According to the Chief Executive Officer of Annax Aviation Services, Tony Freudmann, artificial intelligence (AI) is slowly revolutionizing this market. It first appeared around 2017 when certain airlines began relying on things like chatbots for customer service. For those unfamiliar, these are the online-based software solutions that answer customers’ questions and learn over time from these interactions. That way, there is no need to have an actual representative who spends hours answering people’s questions. From a business standpoint, this allows airports and airline companies to save a considerable amount of money that would normally be used on an outsourced workforce. Instead, they made a lump-sum investment in their AI and, in turn, achieved a high level of modernization.
People who may have never flown out of a large airport may not truly understand the complexity of these facilities. The enormous space filled with countless routes, entrances, gates, shuttles, and so on makes it somewhat tricky to get around at times. This is where another popular trend called “augmented reality” has made an impact and simplified the way that people find their destination. Contrary to popular belief, however, augmented reality (AR) is not the same technology as artificial intelligence.
A great way to understand this is to think of AI as intelligent robots and AR as intelligent reality. Thus, while chatbots are a signature product of AI, having phone apps that tell one where to go while showing them the actual surroundings through their camera lens is an AR-based invention. Thus, one can simply load software on their smartphone and let it guide them through the airport. From a business perspective, this allows people to cut down the amount of time spent at the airport wandering aimlessly and creating traffic. So, airlines can expect a higher passenger turnover and a lower number of people who miss flights due to getting lost.
Over the last few years, the number of airlines that require their customers to do a face-to-face check-in has gone down tremendously. Instead, people can now take advantage of state-of-the-art automation offered by computers that check people in. For instance, instead of going through the process with a representative, one can do everything themselves as long as they have a passport or a flight number.
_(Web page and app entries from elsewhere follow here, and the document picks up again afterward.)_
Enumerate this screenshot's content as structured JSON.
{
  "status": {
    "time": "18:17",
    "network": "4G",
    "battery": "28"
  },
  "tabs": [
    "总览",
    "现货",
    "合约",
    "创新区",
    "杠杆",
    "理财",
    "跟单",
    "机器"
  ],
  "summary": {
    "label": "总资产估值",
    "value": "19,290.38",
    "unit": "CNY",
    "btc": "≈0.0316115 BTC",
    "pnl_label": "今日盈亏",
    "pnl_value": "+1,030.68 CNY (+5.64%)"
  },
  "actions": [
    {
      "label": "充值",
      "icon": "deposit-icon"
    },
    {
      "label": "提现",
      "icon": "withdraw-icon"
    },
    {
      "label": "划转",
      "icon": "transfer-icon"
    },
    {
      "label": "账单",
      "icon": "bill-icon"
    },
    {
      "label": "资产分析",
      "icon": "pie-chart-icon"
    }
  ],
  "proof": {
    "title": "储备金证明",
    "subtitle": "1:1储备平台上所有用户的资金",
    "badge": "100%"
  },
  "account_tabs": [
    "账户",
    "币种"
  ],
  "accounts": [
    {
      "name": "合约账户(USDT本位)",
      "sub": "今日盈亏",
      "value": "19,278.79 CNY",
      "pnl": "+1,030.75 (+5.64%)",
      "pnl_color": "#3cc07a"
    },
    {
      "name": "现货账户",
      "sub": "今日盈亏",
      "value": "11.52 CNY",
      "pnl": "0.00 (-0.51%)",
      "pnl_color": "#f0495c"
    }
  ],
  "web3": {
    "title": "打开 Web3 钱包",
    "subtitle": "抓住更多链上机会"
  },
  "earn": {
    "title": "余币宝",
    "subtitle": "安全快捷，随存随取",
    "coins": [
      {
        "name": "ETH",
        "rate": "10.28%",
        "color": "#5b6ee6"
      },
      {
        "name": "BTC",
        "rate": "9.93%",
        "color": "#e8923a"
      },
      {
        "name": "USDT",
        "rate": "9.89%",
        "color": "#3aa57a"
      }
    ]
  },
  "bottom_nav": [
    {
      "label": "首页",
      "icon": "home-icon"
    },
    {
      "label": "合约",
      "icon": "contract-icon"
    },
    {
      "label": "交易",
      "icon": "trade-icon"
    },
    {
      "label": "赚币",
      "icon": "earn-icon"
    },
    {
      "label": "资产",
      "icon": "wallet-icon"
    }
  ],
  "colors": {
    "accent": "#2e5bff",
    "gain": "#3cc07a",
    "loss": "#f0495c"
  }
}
Moreover, people can even measure their luggage to determine if it will be eligible for carry-on. These changes mean that individuals do not have to wait in incredibly long lines to check-in. So, once again, the passenger turnover and increased simplicity help airports run more smoothly while maximizing profits.
According to Tony Freudmann, baggage-related issues are generally the most overlooked concerns when it comes to airport ventures. Why? Because the vast majority of customers have very little idea about everything that goes into properly loading, transferring, and delivering their luggage. Luckily, things like RFID tags, enormous databases, and baggage scanning make it very unlikely to fall victim to lost items. In the future, airports are expected to adopt new technology that will make baggage tracking even better. That way, customers satisfaction rates will remain high, and costs related to compensating people for lost belongings will diminish.